In the nineteen months of German occupation, from September 1943 to May 1945, twenty percent of Italy's pre-war Jewish population was murdered by the Nazis. The actual Jewish population in Italy during the war was, however, higher than the initial 40,000 as the Italian government had evacuated 4,000 Jewish refugees from its occupation zones to southern Italy alone. By September 1943, 43,000 Jews were present in northern Italy and, by the end of the war, 40,000 Jews in Italy had survived the Holocaust."

The Holocaust Encyclopedia records that: "Italian forces protected Jews in the Italian occupation zones in Yugoslavia, France, and Greece.
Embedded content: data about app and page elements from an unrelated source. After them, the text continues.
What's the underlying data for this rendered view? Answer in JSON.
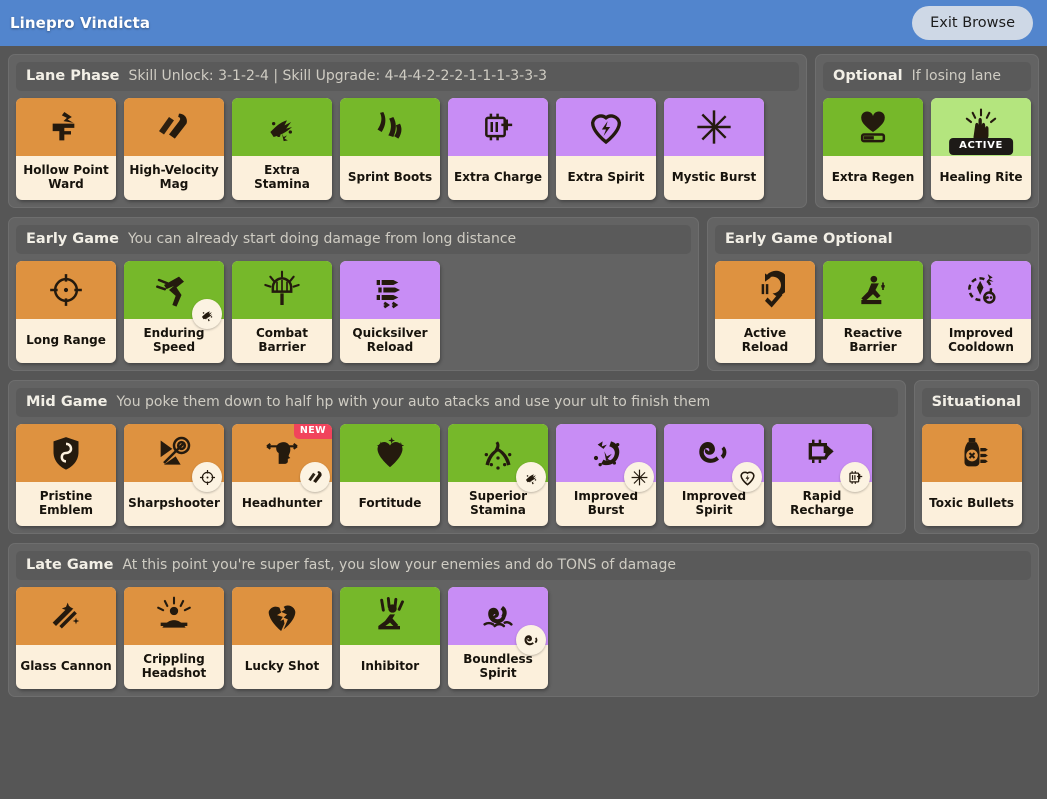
{
  "titlebar": {
    "build_name": "Linepro Vindicta",
    "exit_label": "Exit Browse"
  },
  "colors": {
    "accent_blue": "#5285cd",
    "page_bg": "#565656",
    "panel_bg": "#636363",
    "header_bg": "#5a5a5a",
    "weapon_orange": "#de9240",
    "vitality_green": "#76b82a",
    "spirit_purple": "#c88df5",
    "active_lightgreen": "#b4e57e",
    "card_cream": "#fcf0dc",
    "new_ribbon_red": "#f1445c"
  },
  "sections": [
    {
      "id": "lane-phase",
      "title": "Lane Phase",
      "subtitle": "Skill Unlock: 3-1-2-4 | Skill Upgrade: 4-4-4-2-2-2-1-1-1-3-3-3",
      "width": "grow",
      "items": [
        {
          "name": "Hollow Point Ward",
          "category": "weapon",
          "icon": "hollow-point-ward-icon"
        },
        {
          "name": "High-Velocity Mag",
          "category": "weapon",
          "icon": "high-velocity-mag-icon"
        },
        {
          "name": "Extra Stamina",
          "category": "vitality",
          "icon": "extra-stamina-icon"
        },
        {
          "name": "Sprint Boots",
          "category": "vitality",
          "icon": "sprint-boots-icon"
        },
        {
          "name": "Extra Charge",
          "category": "spirit",
          "icon": "extra-charge-icon"
        },
        {
          "name": "Extra Spirit",
          "category": "spirit",
          "icon": "extra-spirit-icon"
        },
        {
          "name": "Mystic Burst",
          "category": "spirit",
          "icon": "mystic-burst-icon"
        }
      ]
    },
    {
      "id": "optional",
      "title": "Optional",
      "subtitle": "If losing lane",
      "width": "shrink",
      "items": [
        {
          "name": "Extra Regen",
          "category": "vitality",
          "icon": "extra-regen-icon"
        },
        {
          "name": "Healing Rite",
          "category": "vitality-active",
          "icon": "healing-rite-icon",
          "badge": "ACTIVE"
        }
      ]
    },
    {
      "id": "early-game",
      "title": "Early Game",
      "subtitle": "You can already start doing damage from long distance",
      "width": "grow",
      "items": [
        {
          "name": "Long Range",
          "category": "weapon",
          "icon": "long-range-icon"
        },
        {
          "name": "Enduring Speed",
          "category": "vitality",
          "icon": "enduring-speed-icon",
          "requires": "extra-stamina-icon"
        },
        {
          "name": "Combat Barrier",
          "category": "vitality",
          "icon": "combat-barrier-icon"
        },
        {
          "name": "Quicksilver Reload",
          "category": "spirit",
          "icon": "quicksilver-reload-icon"
        }
      ]
    },
    {
      "id": "early-game-optional",
      "title": "Early Game Optional",
      "subtitle": "",
      "width": "shrink",
      "items": [
        {
          "name": "Active Reload",
          "category": "weapon",
          "icon": "active-reload-icon"
        },
        {
          "name": "Reactive Barrier",
          "category": "vitality",
          "icon": "reactive-barrier-icon"
        },
        {
          "name": "Improved Cooldown",
          "category": "spirit",
          "icon": "improved-cooldown-icon"
        }
      ]
    },
    {
      "id": "mid-game",
      "title": "Mid Game",
      "subtitle": "You poke them down to half hp with your auto atacks and use your ult to finish them",
      "width": "grow",
      "items": [
        {
          "name": "Pristine Emblem",
          "category": "weapon",
          "icon": "pristine-emblem-icon"
        },
        {
          "name": "Sharpshooter",
          "category": "weapon",
          "icon": "sharpshooter-icon",
          "requires": "long-range-icon"
        },
        {
          "name": "Headhunter",
          "category": "weapon",
          "icon": "headhunter-icon",
          "requires": "high-velocity-mag-icon",
          "badge": "NEW"
        },
        {
          "name": "Fortitude",
          "category": "vitality",
          "icon": "fortitude-icon"
        },
        {
          "name": "Superior Stamina",
          "category": "vitality",
          "icon": "superior-stamina-icon",
          "requires": "extra-stamina-icon"
        },
        {
          "name": "Improved Burst",
          "category": "spirit",
          "icon": "improved-burst-icon",
          "requires": "mystic-burst-icon"
        },
        {
          "name": "Improved Spirit",
          "category": "spirit",
          "icon": "improved-spirit-icon",
          "requires": "extra-spirit-icon"
        },
        {
          "name": "Rapid Recharge",
          "category": "spirit",
          "icon": "rapid-recharge-icon",
          "requires": "extra-charge-icon"
        }
      ]
    },
    {
      "id": "situational",
      "title": "Situational",
      "subtitle": "",
      "width": "shrink",
      "items": [
        {
          "name": "Toxic Bullets",
          "category": "weapon",
          "icon": "toxic-bullets-icon"
        }
      ]
    },
    {
      "id": "late-game",
      "title": "Late Game",
      "subtitle": "At this point you're super fast, you slow your enemies and do TONS of damage",
      "width": "grow",
      "items": [
        {
          "name": "Glass Cannon",
          "category": "weapon",
          "icon": "glass-cannon-icon"
        },
        {
          "name": "Crippling Headshot",
          "category": "weapon",
          "icon": "crippling-headshot-icon"
        },
        {
          "name": "Lucky Shot",
          "category": "weapon",
          "icon": "lucky-shot-icon"
        },
        {
          "name": "Inhibitor",
          "category": "vitality",
          "icon": "inhibitor-icon"
        },
        {
          "name": "Boundless Spirit",
          "category": "spirit",
          "icon": "boundless-spirit-icon",
          "requires": "improved-spirit-icon"
        }
      ]
    }
  ],
  "layout_rows": [
    [
      "lane-phase",
      "optional"
    ],
    [
      "early-game",
      "early-game-optional"
    ],
    [
      "mid-game",
      "situational"
    ],
    [
      "late-game"
    ]
  ]
}
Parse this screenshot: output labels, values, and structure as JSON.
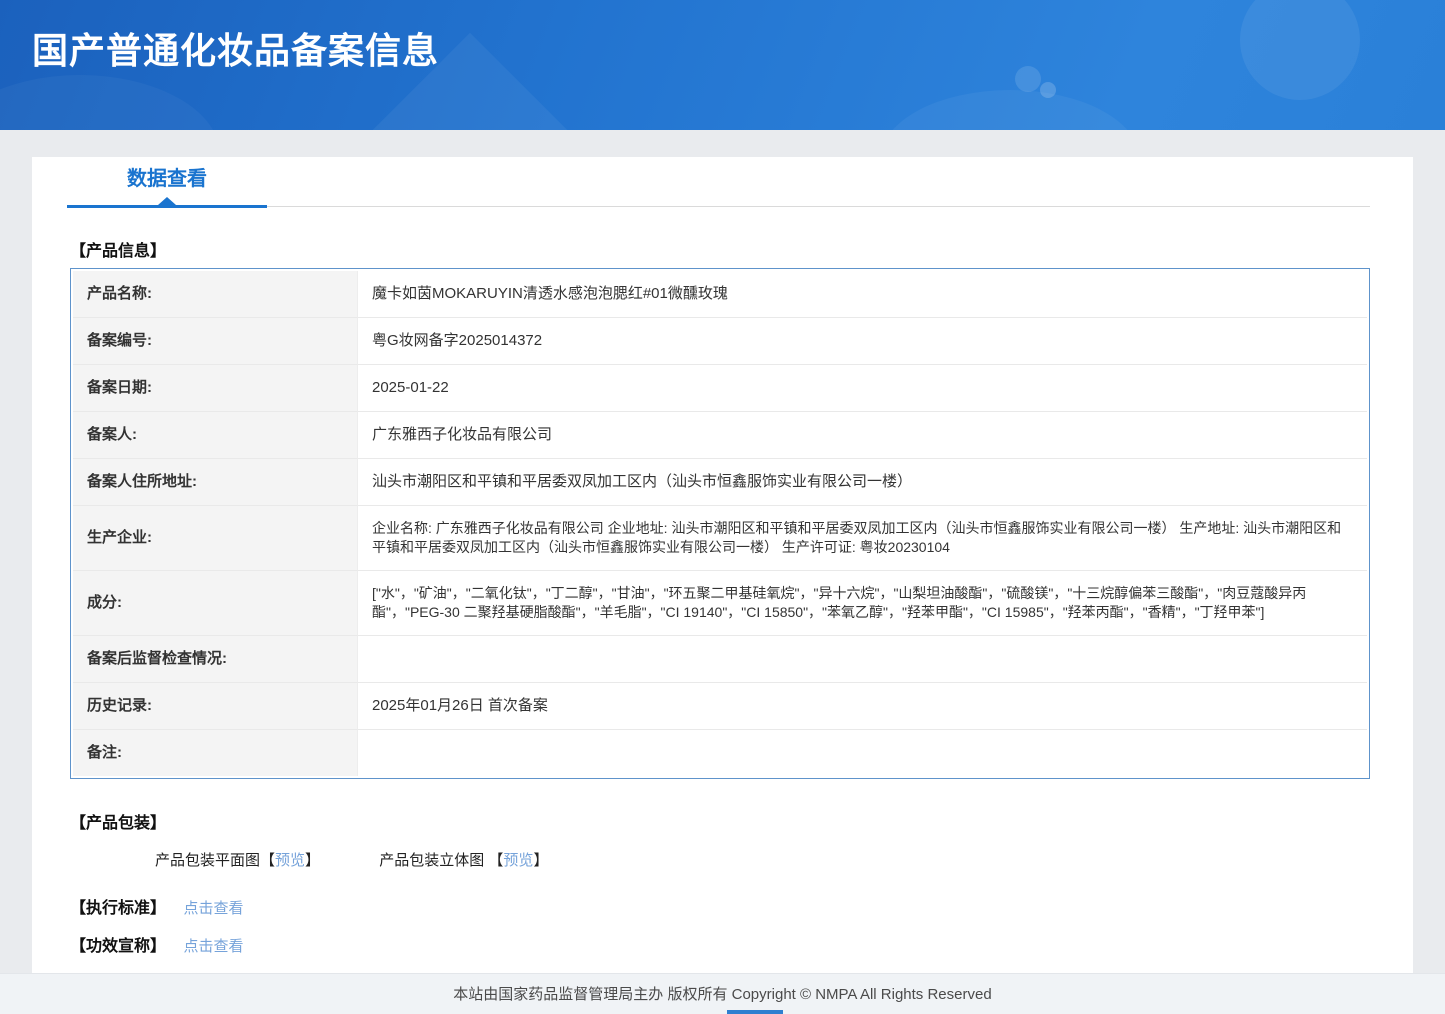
{
  "colors": {
    "accent": "#1a74cf",
    "link": "#76a3da",
    "header_gradient_start": "#1b61bd",
    "header_gradient_end": "#2e84dc",
    "table_border": "#5e93cb"
  },
  "header": {
    "title": "国产普通化妆品备案信息"
  },
  "tabs": {
    "data_view": "数据查看"
  },
  "product_info": {
    "section_title": "【产品信息】",
    "rows": [
      {
        "label": "产品名称:",
        "value": "魔卡如茵MOKARUYIN清透水感泡泡腮红#01微醺玫瑰"
      },
      {
        "label": "备案编号:",
        "value": "粤G妆网备字2025014372"
      },
      {
        "label": "备案日期:",
        "value": "2025-01-22"
      },
      {
        "label": "备案人:",
        "value": "广东雅西子化妆品有限公司"
      },
      {
        "label": "备案人住所地址:",
        "value": "汕头市潮阳区和平镇和平居委双凤加工区内（汕头市恒鑫服饰实业有限公司一楼）"
      },
      {
        "label": "生产企业:",
        "value": "企业名称: 广东雅西子化妆品有限公司 企业地址: 汕头市潮阳区和平镇和平居委双凤加工区内（汕头市恒鑫服饰实业有限公司一楼） 生产地址: 汕头市潮阳区和平镇和平居委双凤加工区内（汕头市恒鑫服饰实业有限公司一楼） 生产许可证: 粤妆20230104"
      },
      {
        "label": "成分:",
        "value": "[\"水\"，\"矿油\"，\"二氧化钛\"，\"丁二醇\"，\"甘油\"，\"环五聚二甲基硅氧烷\"，\"异十六烷\"，\"山梨坦油酸酯\"，\"硫酸镁\"，\"十三烷醇偏苯三酸酯\"，\"肉豆蔻酸异丙酯\"，\"PEG-30 二聚羟基硬脂酸酯\"，\"羊毛脂\"，\"CI 19140\"，\"CI 15850\"，\"苯氧乙醇\"，\"羟苯甲酯\"，\"CI 15985\"，\"羟苯丙酯\"，\"香精\"，\"丁羟甲苯\"]"
      },
      {
        "label": "备案后监督检查情况:",
        "value": ""
      },
      {
        "label": "历史记录:",
        "value": "2025年01月26日 首次备案"
      },
      {
        "label": "备注:",
        "value": ""
      }
    ]
  },
  "packaging": {
    "section_title": "【产品包装】",
    "items": [
      {
        "label": "产品包装平面图",
        "open": "【",
        "link": "预览",
        "close": "】"
      },
      {
        "label": "产品包装立体图 ",
        "open": "【",
        "link": "预览",
        "close": "】"
      }
    ]
  },
  "standard": {
    "section_title": "【执行标准】",
    "link": "点击查看"
  },
  "efficacy": {
    "section_title": "【功效宣称】",
    "link": "点击查看"
  },
  "footer": {
    "copyright": "本站由国家药品监督管理局主办 版权所有 Copyright © NMPA All Rights Reserved"
  }
}
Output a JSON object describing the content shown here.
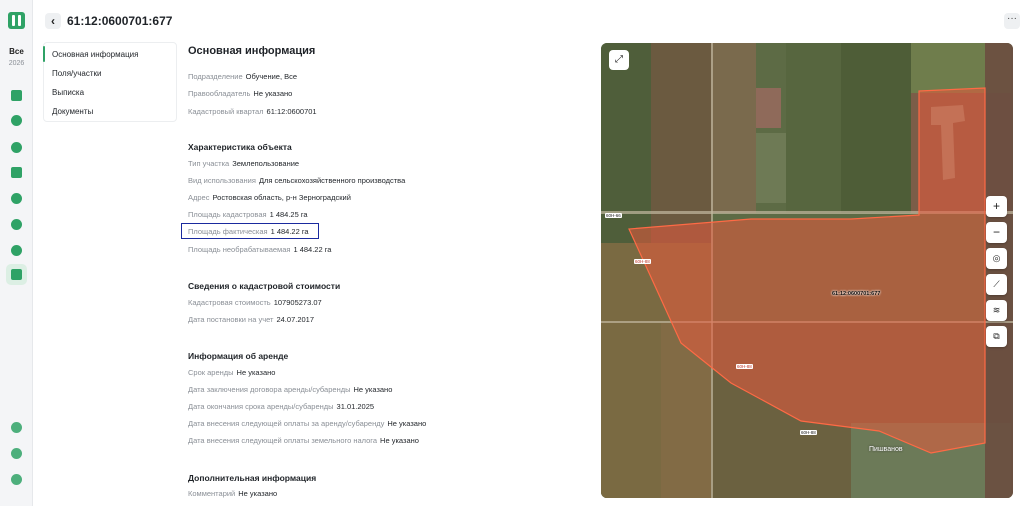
{
  "header": {
    "title": "61:12:0600701:677",
    "back_icon": "‹",
    "more_icon": "···"
  },
  "rail": {
    "all_label": "Все",
    "year": "2026",
    "icons": [
      "map-icon",
      "layers-icon",
      "machinery-icon",
      "report-icon",
      "crop-icon",
      "flower-icon",
      "analytics-icon",
      "land-icon",
      "settings-icon",
      "help-icon",
      "user-icon"
    ]
  },
  "sidenav": {
    "items": [
      {
        "label": "Основная информация",
        "active": true
      },
      {
        "label": "Поля/участки"
      },
      {
        "label": "Выписка"
      },
      {
        "label": "Документы"
      }
    ]
  },
  "main": {
    "title": "Основная информация",
    "general": [
      {
        "label": "Подразделение",
        "value": "Обучение, Все"
      },
      {
        "label": "Правообладатель",
        "value": "Не указано"
      },
      {
        "label": "Кадастровый квартал",
        "value": "61:12:0600701"
      }
    ],
    "characteristics": {
      "title": "Характеристика объекта",
      "rows": [
        {
          "label": "Тип участка",
          "value": "Землепользование"
        },
        {
          "label": "Вид использования",
          "value": "Для сельскохозяйственного производства"
        },
        {
          "label": "Адрес",
          "value": "Ростовская область, р-н Зерноградский"
        },
        {
          "label": "Площадь кадастровая",
          "value": "1 484.25 га"
        },
        {
          "label": "Площадь фактическая",
          "value": "1 484.22 га"
        },
        {
          "label": "Площадь необрабатываемая",
          "value": "1 484.22 га"
        }
      ]
    },
    "cadastral_value": {
      "title": "Сведения о кадастровой стоимости",
      "rows": [
        {
          "label": "Кадастровая стоимость",
          "value": "107905273.07"
        },
        {
          "label": "Дата постановки на учет",
          "value": "24.07.2017"
        }
      ]
    },
    "lease": {
      "title": "Информация об аренде",
      "rows": [
        {
          "label": "Срок аренды",
          "value": "Не указано"
        },
        {
          "label": "Дата заключения договора аренды/субаренды",
          "value": "Не указано"
        },
        {
          "label": "Дата окончания срока аренды/субаренды",
          "value": "31.01.2025"
        },
        {
          "label": "Дата внесения следующей оплаты за аренду/субаренду",
          "value": "Не указано"
        },
        {
          "label": "Дата внесения следующей оплаты земельного налога",
          "value": "Не указано"
        }
      ]
    },
    "additional": {
      "title": "Дополнительная информация",
      "rows": [
        {
          "label": "Комментарий",
          "value": "Не указано"
        }
      ]
    }
  },
  "map": {
    "parcel_label": "61:12:0600701:677",
    "town_label": "Пишванов",
    "road_tags": [
      "60Н-66",
      "60Н-88",
      "60Н-88",
      "60Н-88"
    ],
    "controls": {
      "zoom_in": "+",
      "zoom_out": "−"
    },
    "parcel_color": "#e8593c"
  }
}
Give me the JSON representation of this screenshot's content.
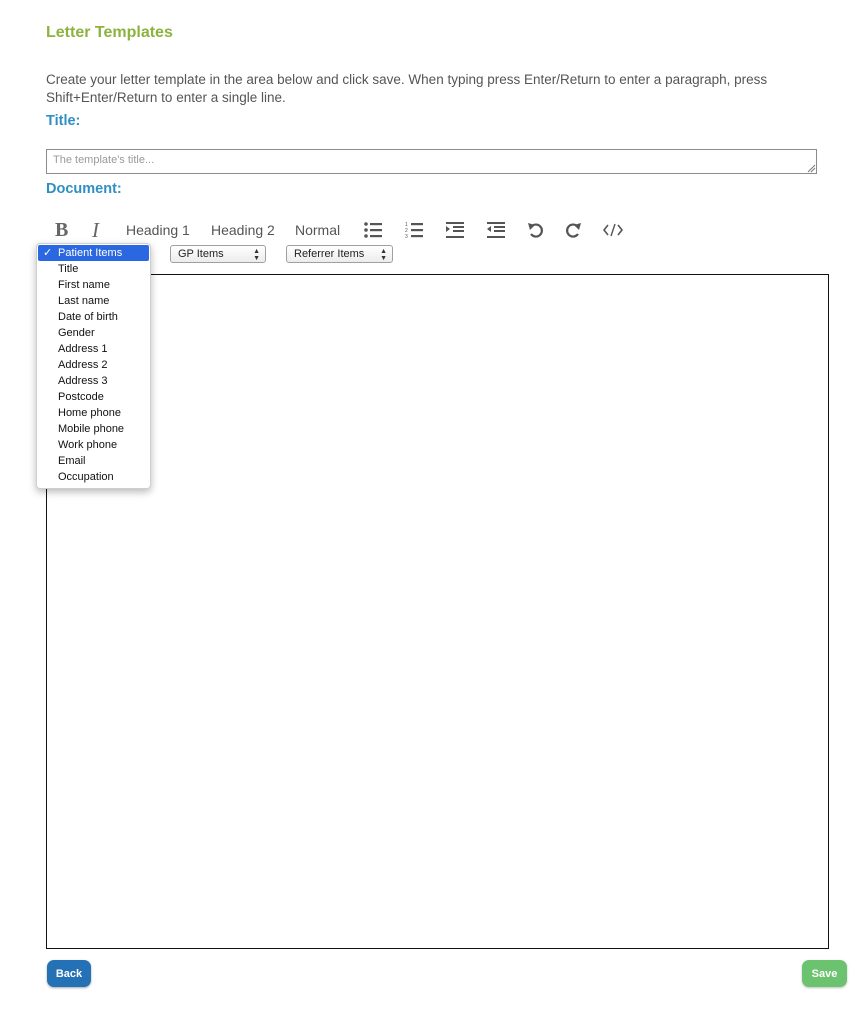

From mid-1942 to September 1943, Italy gave aid to Jews in several areas under its occupation. These included Dalmatia and Croatia, where 5,000 Jews found refuge; southern France, where at least 25,000 Jews fled; and Greece, where 13,000 Jewish refugees found temporary shelter. Despite unceasing demands and protests from the Germans, Croatian fascists, and the Vichy police, the Italian authorities refused to hand over these Jews. The Italians also extended protection to Jews in Tunisia."


With the onset of the Second World War, Australia closed its doors to Jewish refugees from Hitler's Europe, but prior to the outbreak of war, "Australia welcomed nearly 8000 Jewish refugees from 1933 to 1938, with another 5000 arriving in 1939." ("The Holocaust through the lens of Australian Jewish refugees"). From Wikipedia: "The Australian government was initially hesitant in permitting entry to the many Jews who wanted to come, but in 1938 [following the Evian Conference], it allotted 15,000 visas for 'victims of oppression' [not necessarily Jews]. Some 7,000 Jews were able to take up the visas before the outbreak of World War II put an end to the program."


From Wikipedia;
* Throughout the war, nearly 2,000 Jews sought refuge in Albania-proper. Most of these Jewish refugees were treated well by the local population.

* For the 500 Jews who lived in Kosovo, the experience was starkly different, and about 40 percent did not survive the war.

* Approximately 600 Jews were killed in Axis-occupied Albania during the Holocaust.

* Albania-proper emerged from the war with a population of Jews eleven times greater than at the beginning, numbering around 1,800. Most of these subsequently emigrated to Israel. Several hundred remained in Albania until the fall of Communism in the early 1990s before doing the same.

The Philippines

* "In the late 1930s, Philippines president Manuel Quezon welcomed over 1,200 Jews from Germany and Austria into an unlikely haven in the Pacific archipelago.

* With his Open Doors policy, even as most nations closed their doors to Jewish refugees, these Jews — who came to be known as “Manilaners” — escaped Hitler’s growing menace and reached the Philippine capital.

* Were it not for interference by the United States government, however, there could have been thousands more rescued Jews.

* Philippine ambassador to Israel Neal Imperial told The Times of Israel via telephone that while Quezon had wanted to bring tens of thousands of Jews to the Philippines and permanently settle them on the island of Mindanao, his efforts were stymied by the US government, who limited him to accept 1,000 Jews a year, over a 10 year period."

Rabbi Yitschak Rudomin was born to Holocaust survivor parents in Israel, grew up in South Africa, and lives in Brooklyn, NY. He is an alumnus of Yeshiva Rabbi Chaim Berlin and of Teachers CollegeColumbia University. He heads the Jewish Professionals Institute dedicated to Jewish Adult Education and Outreach Kiruv Rechokim. He was the Director of the Belzer Chasidim's Sinai Heritage Center of Manhattan 19881995, a Trustee of AJOP 19941997 and founder of American Friends of South African Jewish Education 19952015. He is also a docent and tour guide at The Museum of Jewish Heritage A Living Memorial to the Holocaust in Downtown Manhattan, New York. He is the author of The Second World War and Jewish Education in America: The Fall and Rise of Orthodoxy. Contact Rabbi Yitschak Rudomin at[email protected]